The chatter never ceases, in spite of the eternally perfect speech. Everyone has something to say — some in words, some in music, some in writing. Voices and music blast from iPods and headphones, from stereos and CD players. Speakers in stores and gas stations and shopping malls fill every available second with auditory stimuli. Television, via cable and satellite, brings a mind-boggling supply of noise, too — music and unmusic, art and unart, edifying and damning digital entertainment, provided in every imaginable form all day and all night. Some of these things are not fit to wake the dead, let alone entertain the living.
What is this continuous supply of noise? What is this apparent entity? Who is in control of such a universally-scaled assault upon our silence? By whose consent did we slip into such a noisy existence? What purpose does it serve? Are men more intelligent, more informed, more well-versed? Or are we simply starved for silence, hungrily snapping up any input regardless of whether it’s the input we need most? Do the hearts of men reflect a steady calm and peace amidst the turmoil of the ever-changing world? Or do they reverberate the crazy syncopation of vain pursuits, constant busyness, and perpetual unhappiness?
Ways in which we communicate are vast and widely described and defined: conversations, monologues, diatribes, lectures, infomercials, exposes, discussions, arguments, fights, quarrels, quibbles, squabbles, gossip, slander, calumny, cries, commands; beggings, betrayals, pleas, orders, instructions, memos, writings, printings, emails, texts, phone calls, CB radios, short-wave radios, telegraphs, Braille — the list goes on and on.
The bottom line is, we give great importance to what men are saying, how they are saying it, and to whom they are saying it. It’s of equal importance, then, that we listen to what is said, how it is said, keeping in mind to whom it is said.
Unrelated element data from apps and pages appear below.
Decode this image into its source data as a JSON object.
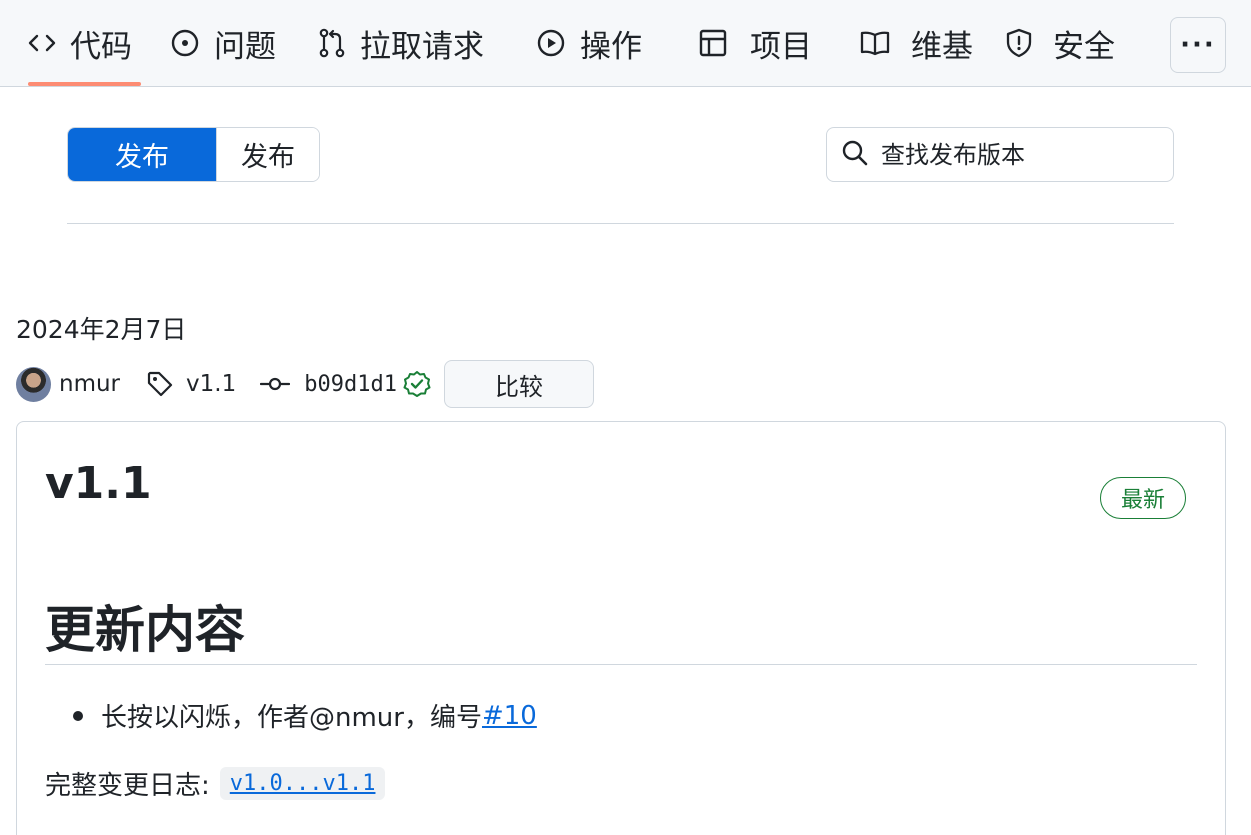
{
  "nav": {
    "tabs": [
      {
        "label": "代码",
        "icon": "code-icon",
        "active": true
      },
      {
        "label": "问题",
        "icon": "issue-opened-icon"
      },
      {
        "label": "拉取请求",
        "icon": "git-pull-request-icon"
      },
      {
        "label": "操作",
        "icon": "play-icon"
      },
      {
        "label": "项目",
        "icon": "table-icon"
      },
      {
        "label": "维基",
        "icon": "book-icon"
      },
      {
        "label": "安全",
        "icon": "shield-icon"
      }
    ],
    "more_label": "···",
    "active_color": "#fd8c73"
  },
  "segment": {
    "releases_label": "发布",
    "tags_label": "发布",
    "selected_color": "#0969da"
  },
  "search": {
    "placeholder": "查找发布版本",
    "icon": "search-icon"
  },
  "release": {
    "date": "2024年2月7日",
    "author": "nmur",
    "tag": "v1.1",
    "commit": "b09d1d1",
    "compare_label": "比较",
    "title": "v1.1",
    "latest_badge": "最新",
    "section_heading": "更新内容",
    "changes": [
      {
        "text": "长按以闪烁，作者@nmur，编号",
        "link": "#10"
      }
    ],
    "full_changelog_label": "完整变更日志:",
    "full_changelog_link": "v1.0...v1.1"
  },
  "colors": {
    "link": "#0969da",
    "verified": "#1a7f37"
  }
}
In order to listen, we must begin with a rare and valuable asset: silence.
More often than not, obtaining this silence proves nearly impossible on the exterior plane, for all the causes listed above. There comes with discipline, however, a beautiful habit of interior silence which enables us to listen at will despite exterior noise. This silence paves smooth the way of prayer, which draws one ever closer to God.
There is only one purpose for which we were created, one perfect love that has been spoken into our hearts, one Word which feeds and fulfills and saves us from ourselves. Life, love, and the truest liberty — eternal happiness forever in heaven with the God Who created us — these are the real things, the true things, found through silence and through prayer.
Unless we embrace silence as completely necessary, and use that time to listen to the most perfect Word, we shall forever greet His tender callings as annoyances. It will seem annoying to have our continuous state of noise bombardment interrupted by something as “troublesome” and “unproductive” as listening — especially when we are so accustomed to listening for exterior noise that we have forgotten how to hear the quiet voice within our hearts.
I urge all readers to seriously consider the habit of noise in daily life, and imagine what goods silence can bring both materially and spiritually. Remember that we were created to know God, love God, and serve God, so that we may be happy with Him forever in heaven. If you do not know Him now, will you know Him at the moment of your death? If you cannot hear His voice in your heart now, will you hear Him call you at life’s end? If you cannot be joyful at His gentle calling now, will you be happy to see Him when your days are done?
These rhetorical questions are intended to encourage you towards greater silence with the beginning of Lent. May you discover — or remember — how great a treasure is the virtue of silence.